A fight is serious business, and a fighting cat will try to stay as far away from its opponent as possible. The closer they are to each other, the greater the chance of getting hurt. If physical contact does occur, claws will be out and teeth will be bared – at that point, it’s no holds barred.
Because part of what makes play fun is the physical contact, cats at play are more likely to spend their time rolling around with each other. They may still begin the session with a brief staredown and take turns stalking each other, but they’ll tend to remain close together much of the time. If they’re not actively wrestling, they’ll at least be close enough to swat at each other (claws sheathed, of course) or pounce on top of one another.
In a cat fight, there are no turns: if you have an opportunity to strike, you take it. The fight may not be evenly matched, and one cat may take on the role of aggressor, chasing and cornering its opponent. If one cat seems to be taking a bigger beating than the other, it’s likely a real fight.
Playing cats seem to have a greater concept of fairness. One may have the upper hand for a round or two, but will then let the other cat take charge. If they engage in a chase, they’ll take turns pursuing one another, rather than one cat continually running for its life from the other.
A fight may also be balanced in this way if the cats are equally skilled, but if they appear to willingly switch off roles, it’s just playtime.
Fighting Words: Vocalizing Intent
The Sounds of Play
Cats at play tend to be quieter than cats at war. They may meow here and there or even purr a little, especially during the rest periods they take in between rounds, but for the most part they’re surprisingly silent except for the thuds of their bodies and paws on the floor.

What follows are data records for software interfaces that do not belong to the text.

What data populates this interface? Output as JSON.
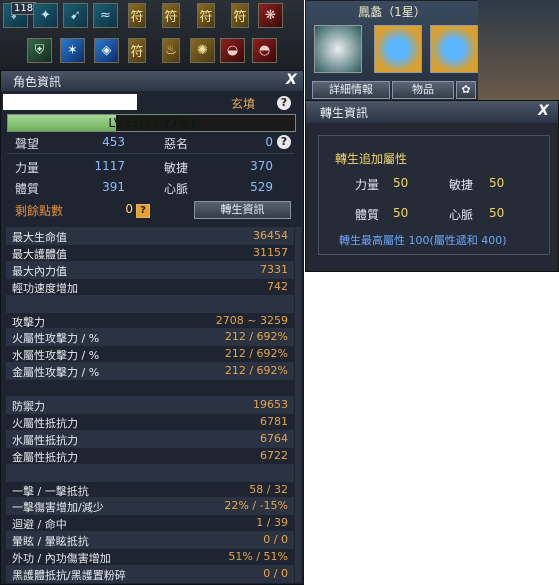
{
  "skillbar": {
    "slot_count_label": "118",
    "row1_icons": [
      "arrow-shield-icon",
      "crane-stance-icon",
      "flying-kick-icon",
      "wave-slash-icon",
      "talisman-icon",
      "talisman-icon",
      "talisman-icon",
      "talisman-icon",
      "fan-icon"
    ],
    "row2_icons": [
      "jade-shield-icon",
      "crystal-burst-icon",
      "blue-rune-icon",
      "talisman-icon",
      "candle-icon",
      "golden-talisman-icon",
      "watermelon-icon",
      "cake-icon"
    ]
  },
  "pet": {
    "title": "鳳蠡（1星）",
    "detail_button": "詳細情報",
    "items_button": "物品"
  },
  "character": {
    "title": "角色資訊",
    "name_box": "",
    "realm": "玄墳",
    "level_text": "LV.53(37.77%)",
    "level_progress": 0.3777,
    "reputation_label": "聲望",
    "reputation_value": "453",
    "infamy_label": "惡名",
    "infamy_value": "0",
    "strength_label": "力量",
    "strength_value": "1117",
    "agility_label": "敏捷",
    "agility_value": "370",
    "constitution_label": "體質",
    "constitution_value": "391",
    "pulse_label": "心脈",
    "pulse_value": "529",
    "remaining_label": "剩餘點數",
    "remaining_value": "0",
    "reincarnation_button": "轉生資訊"
  },
  "stats": [
    {
      "label": "最大生命值",
      "value": "36454"
    },
    {
      "label": "最大護體值",
      "value": "31157"
    },
    {
      "label": "最大內力值",
      "value": "7331"
    },
    {
      "label": "輕功速度增加",
      "value": "742"
    },
    {
      "label": "",
      "value": ""
    },
    {
      "label": "攻擊力",
      "value": "2708 ~ 3259"
    },
    {
      "label": "火屬性攻擊力 / %",
      "value": "212 / 692%"
    },
    {
      "label": "水屬性攻擊力 / %",
      "value": "212 / 692%"
    },
    {
      "label": "金屬性攻擊力 / %",
      "value": "212 / 692%"
    },
    {
      "label": "",
      "value": ""
    },
    {
      "label": "防禦力",
      "value": "19653"
    },
    {
      "label": "火屬性抵抗力",
      "value": "6781"
    },
    {
      "label": "水屬性抵抗力",
      "value": "6764"
    },
    {
      "label": "金屬性抵抗力",
      "value": "6722"
    },
    {
      "label": "",
      "value": ""
    },
    {
      "label": "一擊 / 一擊抵抗",
      "value": "58 / 32"
    },
    {
      "label": "一擊傷害增加/減少",
      "value": "22% / -15%"
    },
    {
      "label": "迴避 / 命中",
      "value": "1 / 39"
    },
    {
      "label": "暈眩 / 暈眩抵抗",
      "value": "0 / 0"
    },
    {
      "label": "外功 / 內功傷害增加",
      "value": "51% / 51%"
    },
    {
      "label": "黑護體抵抗/黑護置粉碎",
      "value": "0 / 0"
    }
  ],
  "reincarnation": {
    "title": "轉生資訊",
    "heading": "轉生追加屬性",
    "strength_label": "力量",
    "strength_value": "50",
    "agility_label": "敏捷",
    "agility_value": "50",
    "constitution_label": "體質",
    "constitution_value": "50",
    "pulse_label": "心脈",
    "pulse_value": "50",
    "note": "轉生最高屬性 100(屬性遞和 400)"
  },
  "close_symbol": "X",
  "help_symbol": "?"
}
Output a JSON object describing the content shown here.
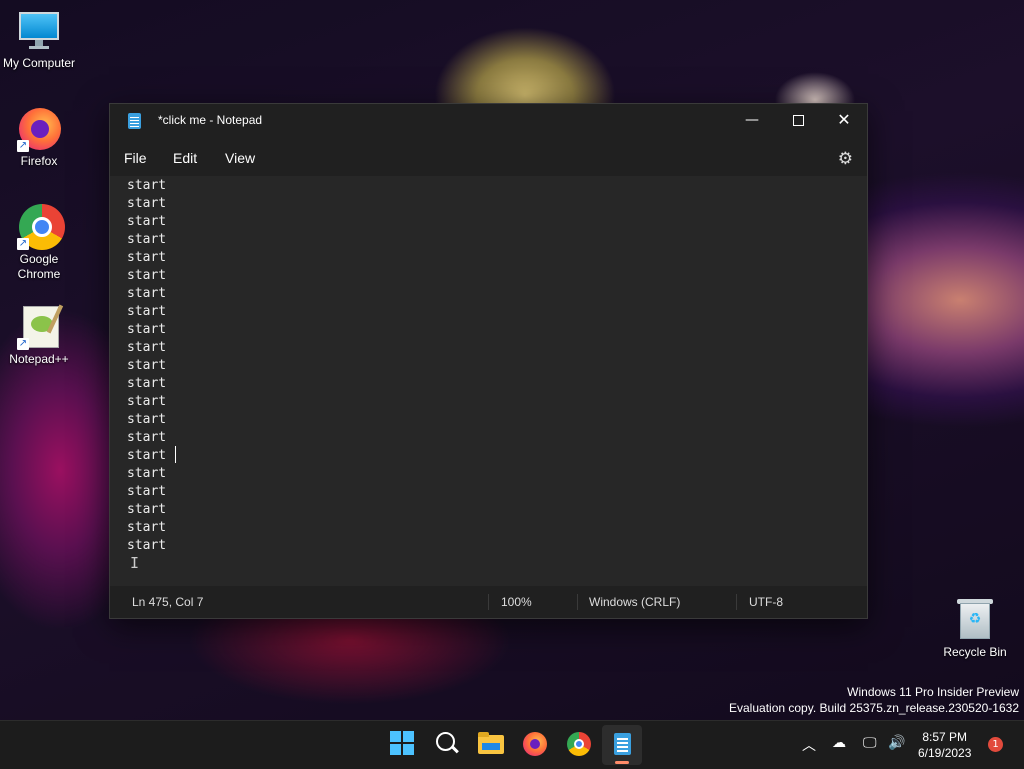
{
  "desktop": {
    "icons": [
      {
        "label": "My Computer"
      },
      {
        "label": "Firefox"
      },
      {
        "label": "Google Chrome"
      },
      {
        "label": "Notepad++"
      },
      {
        "label": "Recycle Bin"
      }
    ]
  },
  "window": {
    "title": "*click me - Notepad",
    "menu": [
      "File",
      "Edit",
      "View"
    ],
    "lines": [
      "start",
      "start",
      "start",
      "start",
      "start",
      "start",
      "start",
      "start",
      "start",
      "start",
      "start",
      "start",
      "start",
      "start",
      "start",
      "start",
      "start",
      "start",
      "start",
      "start",
      "start"
    ],
    "status": {
      "position": "Ln 475, Col 7",
      "zoom": "100%",
      "line_ending": "Windows (CRLF)",
      "encoding": "UTF-8"
    }
  },
  "watermark": {
    "line1": "Windows 11 Pro Insider Preview",
    "line2": "Evaluation copy. Build 25375.zn_release.230520-1632"
  },
  "taskbar": {
    "time": "8:57 PM",
    "date": "6/19/2023",
    "notifications": "1"
  },
  "colors": {
    "accent": "#3aa0e0",
    "notification": "#e24a3c"
  }
}
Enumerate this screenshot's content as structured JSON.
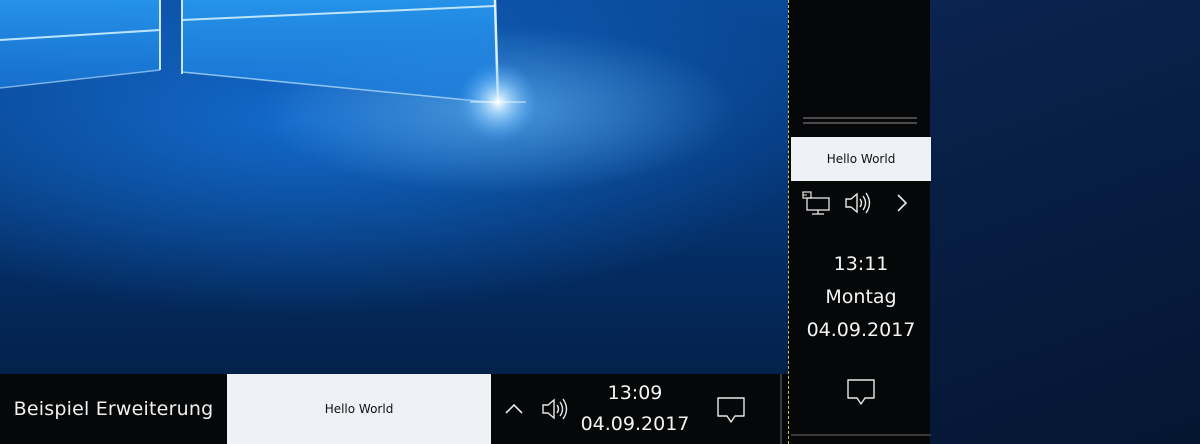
{
  "taskbar": {
    "title": "Beispiel Erweiterung",
    "hello_label": "Hello World",
    "time": "13:09",
    "date": "04.09.2017",
    "icons": {
      "overflow": "chevron-up-icon",
      "volume": "volume-icon",
      "notifications": "action-center-icon"
    }
  },
  "side_taskbar": {
    "hello_label": "Hello World",
    "time": "13:11",
    "weekday": "Montag",
    "date": "04.09.2017",
    "icons": {
      "network": "network-icon",
      "volume": "volume-icon",
      "more": "chevron-right-icon",
      "notifications": "action-center-icon"
    }
  },
  "colors": {
    "taskbar_bg": "#050708",
    "hello_bg": "#eef2f7",
    "wallpaper_blue": "#0a4a9a",
    "drag_outline": "#c8c84a"
  }
}
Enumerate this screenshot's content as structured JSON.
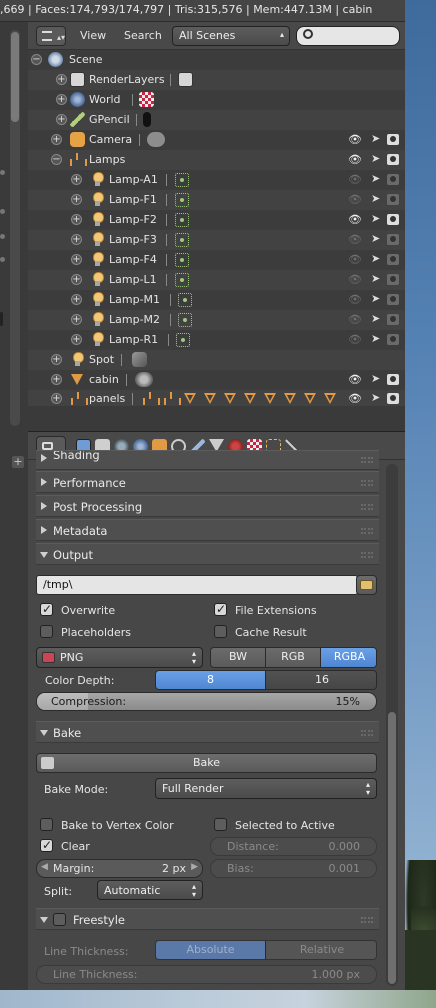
{
  "infobar": {
    "text": ",669 | Faces:174,793/174,797 | Tris:315,576 | Mem:447.13M | cabin"
  },
  "outliner": {
    "menu_view": "View",
    "menu_search": "Search",
    "display_mode": "All Scenes",
    "search_placeholder": "",
    "rows": [
      {
        "label": "Scene"
      },
      {
        "label": "RenderLayers"
      },
      {
        "label": "World"
      },
      {
        "label": "GPencil"
      },
      {
        "label": "Camera"
      },
      {
        "label": "Lamps"
      },
      {
        "label": "Lamp-A1"
      },
      {
        "label": "Lamp-F1"
      },
      {
        "label": "Lamp-F2"
      },
      {
        "label": "Lamp-F3"
      },
      {
        "label": "Lamp-F4"
      },
      {
        "label": "Lamp-L1"
      },
      {
        "label": "Lamp-M1"
      },
      {
        "label": "Lamp-M2"
      },
      {
        "label": "Lamp-R1"
      },
      {
        "label": "Spot"
      },
      {
        "label": "cabin"
      },
      {
        "label": "panels"
      }
    ]
  },
  "properties": {
    "panels": {
      "shading": "Shading",
      "performance": "Performance",
      "post_processing": "Post Processing",
      "metadata": "Metadata",
      "output": "Output",
      "bake": "Bake",
      "freestyle": "Freestyle"
    },
    "output": {
      "path": "/tmp\\",
      "overwrite": "Overwrite",
      "file_extensions": "File Extensions",
      "placeholders": "Placeholders",
      "cache_result": "Cache Result",
      "format": "PNG",
      "color_modes": [
        "BW",
        "RGB",
        "RGBA"
      ],
      "color_mode_selected": "RGBA",
      "color_depth_label": "Color Depth:",
      "color_depths": [
        "8",
        "16"
      ],
      "color_depth_selected": "8",
      "compression_label": "Compression:",
      "compression_value": "15%",
      "compression_fraction": 0.15
    },
    "bake": {
      "bake_button": "Bake",
      "mode_label": "Bake Mode:",
      "mode_value": "Full Render",
      "bake_to_vertex_color": "Bake to Vertex Color",
      "selected_to_active": "Selected to Active",
      "clear": "Clear",
      "distance_label": "Distance:",
      "distance_value": "0.000",
      "margin_label": "Margin:",
      "margin_value": "2 px",
      "bias_label": "Bias:",
      "bias_value": "0.001",
      "split_label": "Split:",
      "split_value": "Automatic"
    },
    "freestyle": {
      "line_thickness_label": "Line Thickness:",
      "modes": [
        "Absolute",
        "Relative"
      ],
      "mode_selected": "Absolute",
      "line_thickness_field_label": "Line Thickness:",
      "line_thickness_value": "1.000 px"
    }
  },
  "colors": {
    "accent_blue": "#5b92dc",
    "lamp_yellow": "#f2c778",
    "mesh_orange": "#e09a44"
  }
}
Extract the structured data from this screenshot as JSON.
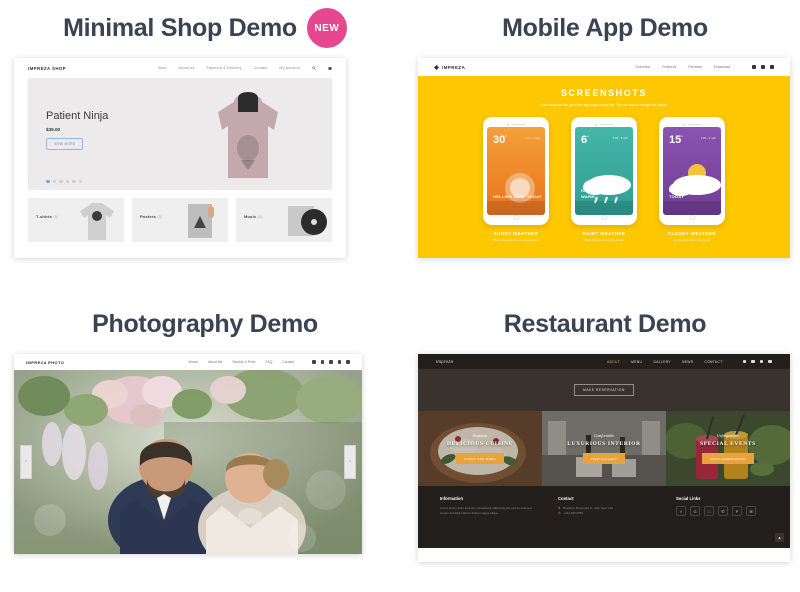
{
  "demos": {
    "shop": {
      "title": "Minimal Shop Demo",
      "badge": "NEW",
      "logo": "IMPREZA SHOP",
      "nav": [
        "Shop",
        "About us",
        "Payment & Delivery",
        "Contact",
        "My Account"
      ],
      "hero": {
        "product": "Patient Ninja",
        "price": "$39.00",
        "button": "VIEW MORE"
      },
      "categories": [
        {
          "label": "T-shirts",
          "count": "(5)"
        },
        {
          "label": "Posters",
          "count": "(3)"
        },
        {
          "label": "Music",
          "count": "(4)"
        }
      ]
    },
    "mobile": {
      "title": "Mobile App Demo",
      "logo": "IMPREZA",
      "nav": [
        "Overview",
        "Features",
        "Reviews",
        "Download"
      ],
      "heading": "SCREENSHOTS",
      "subheading": "Free demo for the gui of the app pages looks like. You are free to change the design",
      "phones": [
        {
          "temp": "30",
          "deg": "°",
          "meta": "7.1% ∙ 4 mph",
          "caption": "HELLISH HEAT TODAY",
          "color": "#f08a2c",
          "color2": "#e9731d"
        },
        {
          "temp": "6",
          "deg": "°",
          "meta": "5.3% ∙ 8 mph",
          "caption": "RAINY DAY KEEP WARM",
          "color": "#3fb0a4",
          "color2": "#2f9d92"
        },
        {
          "temp": "15",
          "deg": "°",
          "meta": "3.2% ∙ 6 mph",
          "caption": "OH, IT'S CLOUDY TODAY",
          "color": "#7f4aa5",
          "color2": "#6e3d94"
        }
      ],
      "captions": [
        {
          "title": "SUNNY WEATHER",
          "desc": "When the weather sunny background"
        },
        {
          "title": "RAINY WEATHER",
          "desc": "When the rain covers the screen"
        },
        {
          "title": "CLOUDY WEATHER",
          "desc": "And it looks warm, but clouds"
        }
      ]
    },
    "photography": {
      "title": "Photography Demo",
      "logo": "IMPREZA PHOTO",
      "nav": [
        "Works",
        "About Me",
        "Service & Price",
        "FAQ",
        "Contact"
      ],
      "arrow_left": "‹",
      "arrow_right": "›"
    },
    "restaurant": {
      "title": "Restaurant Demo",
      "logo": "Impreza",
      "nav": [
        "ABOUT",
        "MENU",
        "GALLERY",
        "NEWS",
        "CONTACT"
      ],
      "hero_button": "MAKE RESERVATION",
      "cards": [
        {
          "script": "Exquisite",
          "title": "DELICIOUS CUISINE",
          "button": "CHECK OUR MENU"
        },
        {
          "script": "Comfortable",
          "title": "LUXURIOUS INTERIOR",
          "button": "VIEW GALLERY"
        },
        {
          "script": "Unforgettable",
          "title": "SPECIAL EVENTS",
          "button": "MAKE RESERVATION"
        }
      ],
      "footer": {
        "info_title": "Information",
        "info_text": "Lorem ipsum dolor sit amet, consectetur adipiscing elit, sed do eiusmod tempor incididunt labore dolore magna aliqua.",
        "contact_title": "Contact",
        "address": "Brooklyn, Boulevard st., 234, New York",
        "phone": "+012 345 6789",
        "social_title": "Social Links",
        "socials": [
          "f",
          "G",
          "□",
          "✆",
          "P",
          "✉"
        ],
        "to_top": "▲"
      }
    }
  },
  "colors": {
    "badge_pink": "#e6488f",
    "app_yellow": "#fdc800",
    "restaurant_orange": "#e8a33d",
    "restaurant_dark": "#231f1d",
    "title_gray": "#3b4252"
  }
}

You may hear a hiss or two during play, and if you do it’s probably a good idea to keep an eye on the cats for a bit, but it’s not necessarily an indicator of a fight. Sometimes roughhousing gets, well, rough, and claws may be inadvertently extended or mouthing may get too toothy. When this happens, the other cat will usually respond with a hiss as a warning to tone it down a bit.
Usually the other cat will take the hint and back off a bit, perhaps letting its partner be the dominant one instead or switching from wrestling to chasing or stalking. In the event that it ignores the hiss and continues being rough, playtime may give way to a real fight.
Going Down Screaming
Fights, on the other hand, can get very noisy indeed. They often start off with hisses and low growls in the standoff phase, then devolve into yowls and screeches when contact is made. If there’s a lot of vocalizing, it’s probably going to get ugly – that is, if it hasn’t already.
Breaking It Up: What to Do When Cats Fight
When you see cats fighting, you’ll probably feel compelled to intervene, but getting physically involved in a cat fight is a bad idea for many reasons. You’re a lot bigger and stronger than a cat, and if you’re moving with force there’s a good chance you could hurt one or both of the cats. With you in the mix, the cats could get confused and injure themselves (or you) unintentionally.
Intervening from a distance is the safest way to break up a cat fight. Try to distract one of the cats with food, treats or toys, or chase one into another room and shut the door. If the cats are already engaged in combat, throwing a towel or blanket over them will sometimes startle them enough that they disengage, allowing you to pick one up in the towel and move it to another room to calm down.
Sometimes the cats are so focused on their battle that no visual or tactile interventions will work. In this case, take advantage of their sensitive hearing by clapping or making another loud noise. This may alarm them enough that they instinctively run away, ending the fight.